By Cherie Graves
March 20 marks the first day of spring. While in some states, that might have residents anticipating the end of a snowy winter, in Florida it often represents the beginning of beach weather.
Florida’s 825 miles of sandy beaches attract millions of beach lovers each year. Some folks love to be a part of the crowds at the most popular beaches, while others prefer a more secluded seaside for yoga stretches or romantic strolls, or one where the mullet run and the red drum roll.
Whether you’re a local who gets a daily dose of the coast, a seasonal resident, a weekend sun worshiper or a once-a-year visitor, there are many easy actions that can ensure your favorite beach spot keeps the natural characteristics that keep you coming back.
Before you go:
- Pack a waste-free picnic lunch or snack pack.
- Pack your beach towels, sunscreen and other beach supplies in reusable bags.
- Locate nearby restroom facilities; many beaches also provide showers, so you can keep the sand on the beach and out of your vehicle. Check DEP’s online beach guide for a list of amenities on public beaches.
- If you’re more into catching fish than catching a tan, learn what kind of license is required and species size limits by visiting the Florida Fish and Wildlife Conservation Commission website, where you can also obtain a license online.
On the Beach:

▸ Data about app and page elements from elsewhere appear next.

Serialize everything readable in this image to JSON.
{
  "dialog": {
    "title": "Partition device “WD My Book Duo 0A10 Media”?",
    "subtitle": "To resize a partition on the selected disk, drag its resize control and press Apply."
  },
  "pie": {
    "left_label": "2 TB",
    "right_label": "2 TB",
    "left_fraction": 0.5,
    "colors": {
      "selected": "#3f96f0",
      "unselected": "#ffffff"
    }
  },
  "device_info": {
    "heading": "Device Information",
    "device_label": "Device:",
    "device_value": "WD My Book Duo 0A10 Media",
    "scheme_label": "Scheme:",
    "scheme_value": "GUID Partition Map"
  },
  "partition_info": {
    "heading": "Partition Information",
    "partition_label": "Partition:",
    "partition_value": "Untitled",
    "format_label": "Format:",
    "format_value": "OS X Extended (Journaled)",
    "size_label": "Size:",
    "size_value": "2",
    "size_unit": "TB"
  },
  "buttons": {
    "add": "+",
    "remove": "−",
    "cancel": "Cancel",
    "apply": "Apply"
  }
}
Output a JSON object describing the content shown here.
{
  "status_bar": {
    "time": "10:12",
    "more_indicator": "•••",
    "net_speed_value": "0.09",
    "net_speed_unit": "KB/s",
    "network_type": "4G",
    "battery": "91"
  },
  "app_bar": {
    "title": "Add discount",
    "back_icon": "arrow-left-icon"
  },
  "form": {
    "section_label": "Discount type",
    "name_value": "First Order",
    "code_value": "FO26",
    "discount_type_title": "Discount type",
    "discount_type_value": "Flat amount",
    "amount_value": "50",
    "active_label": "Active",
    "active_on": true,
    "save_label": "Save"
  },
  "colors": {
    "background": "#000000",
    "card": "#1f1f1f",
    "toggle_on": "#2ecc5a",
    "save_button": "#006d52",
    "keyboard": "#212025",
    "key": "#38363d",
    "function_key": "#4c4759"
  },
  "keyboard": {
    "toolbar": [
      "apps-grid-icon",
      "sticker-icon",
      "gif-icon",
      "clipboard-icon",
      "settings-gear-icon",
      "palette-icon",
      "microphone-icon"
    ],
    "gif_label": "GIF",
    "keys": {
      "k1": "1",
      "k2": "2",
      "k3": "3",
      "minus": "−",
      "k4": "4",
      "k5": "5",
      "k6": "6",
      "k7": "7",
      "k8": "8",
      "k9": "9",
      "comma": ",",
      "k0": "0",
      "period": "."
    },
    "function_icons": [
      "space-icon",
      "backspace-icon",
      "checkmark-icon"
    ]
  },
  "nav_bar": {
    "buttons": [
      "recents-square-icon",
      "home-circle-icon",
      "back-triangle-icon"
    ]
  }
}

- Keep litter off the beach and be sure to anchor plastic bags. Nearly 95,000 plastic bags were removed from Florida’s beaches in 2010. Plastic bags can end up in the gulf or Atlantic waters where sea turtles mistake them for a jellyfish lunch. Keep a bag handy for trash and recyclables.
- Pick up after your pets.
- Reel in and properly dispose of tangled fishing line, broken corks, hooks or other tackle. Discarded fishing line can entangle dolphins, pelicans and other ocean and shore dwelling creatures.
- Use pathways and boardwalks when available to protect dunes and native vegetation.
- Properly dispose of leftover food items and scraps. Predators scavenging for food may be detrimental to area threatened or endangered species.
- Fill in any holes created during your visit. Creating moats and holes with sand shovels is fun, but presents a challenge to hatchling sea turtles after you leave.
- Dispose of cigarettes properly. In 2010, the International Coastal Cleanup removed 1,892,526 cigarettes and cigarette filters from beaches around the world; more than 200,000 of these were on Florida’s beaches.
- Follow a “Pack in, pack out” philosophy. Make sure everything you brought to the beach leaves the beach and is put into the proper trash cans or recycle bins. One thing you should take from your beach visit – a lot of photos for unforgettable memories.
|If you would like to reprint or republish this content, please email us a quick note at DEPnews@dep.state.fl.us and let us know where this content will be placed.|